Work to complete: Scan the records and identify every line in which the string "Cartel" occurs, then return those lines.

────────────────

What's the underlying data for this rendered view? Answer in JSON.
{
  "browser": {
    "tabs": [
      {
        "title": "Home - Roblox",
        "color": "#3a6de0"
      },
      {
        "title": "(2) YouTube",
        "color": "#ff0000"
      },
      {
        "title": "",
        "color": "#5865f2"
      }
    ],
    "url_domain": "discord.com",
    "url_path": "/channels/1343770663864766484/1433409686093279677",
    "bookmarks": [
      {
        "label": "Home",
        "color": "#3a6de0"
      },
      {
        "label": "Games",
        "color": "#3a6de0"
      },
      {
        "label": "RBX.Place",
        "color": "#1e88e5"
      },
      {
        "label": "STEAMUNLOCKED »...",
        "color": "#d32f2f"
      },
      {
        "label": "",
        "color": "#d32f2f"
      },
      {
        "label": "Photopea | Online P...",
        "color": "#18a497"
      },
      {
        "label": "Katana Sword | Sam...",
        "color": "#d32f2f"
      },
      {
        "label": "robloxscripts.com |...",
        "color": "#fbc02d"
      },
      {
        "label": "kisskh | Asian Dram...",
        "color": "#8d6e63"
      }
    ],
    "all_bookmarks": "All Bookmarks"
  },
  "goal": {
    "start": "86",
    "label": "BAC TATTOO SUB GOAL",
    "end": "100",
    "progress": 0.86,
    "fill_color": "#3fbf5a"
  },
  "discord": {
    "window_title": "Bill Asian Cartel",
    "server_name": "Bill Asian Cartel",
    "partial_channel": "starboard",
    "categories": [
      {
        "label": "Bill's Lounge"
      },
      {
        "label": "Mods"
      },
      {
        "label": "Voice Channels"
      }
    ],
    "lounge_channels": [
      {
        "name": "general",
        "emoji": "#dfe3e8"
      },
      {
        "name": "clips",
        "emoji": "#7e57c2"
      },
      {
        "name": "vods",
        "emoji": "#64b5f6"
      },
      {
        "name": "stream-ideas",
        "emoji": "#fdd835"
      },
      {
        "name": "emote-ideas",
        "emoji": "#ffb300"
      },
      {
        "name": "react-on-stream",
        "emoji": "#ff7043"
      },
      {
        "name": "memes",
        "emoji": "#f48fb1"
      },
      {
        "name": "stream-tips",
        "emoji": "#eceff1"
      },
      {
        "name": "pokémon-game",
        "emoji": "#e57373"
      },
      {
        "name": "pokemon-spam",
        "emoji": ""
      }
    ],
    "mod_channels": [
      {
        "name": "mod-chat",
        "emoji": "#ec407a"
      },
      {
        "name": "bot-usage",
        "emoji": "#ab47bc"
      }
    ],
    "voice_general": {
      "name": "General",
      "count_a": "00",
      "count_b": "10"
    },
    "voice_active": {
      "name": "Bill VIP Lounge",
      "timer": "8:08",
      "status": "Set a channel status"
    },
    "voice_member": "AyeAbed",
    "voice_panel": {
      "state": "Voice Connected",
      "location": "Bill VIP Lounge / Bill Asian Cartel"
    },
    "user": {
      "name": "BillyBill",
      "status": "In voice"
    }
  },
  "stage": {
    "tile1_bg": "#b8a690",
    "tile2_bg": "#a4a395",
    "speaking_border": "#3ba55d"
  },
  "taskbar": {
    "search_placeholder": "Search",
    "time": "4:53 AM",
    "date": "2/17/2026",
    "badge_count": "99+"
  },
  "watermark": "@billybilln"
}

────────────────

Written solution:
    "window_title": "Bill Asian Cartel",
    "server_name": "Bill Asian Cartel",
      "location": "Bill VIP Lounge / Bill Asian Cartel"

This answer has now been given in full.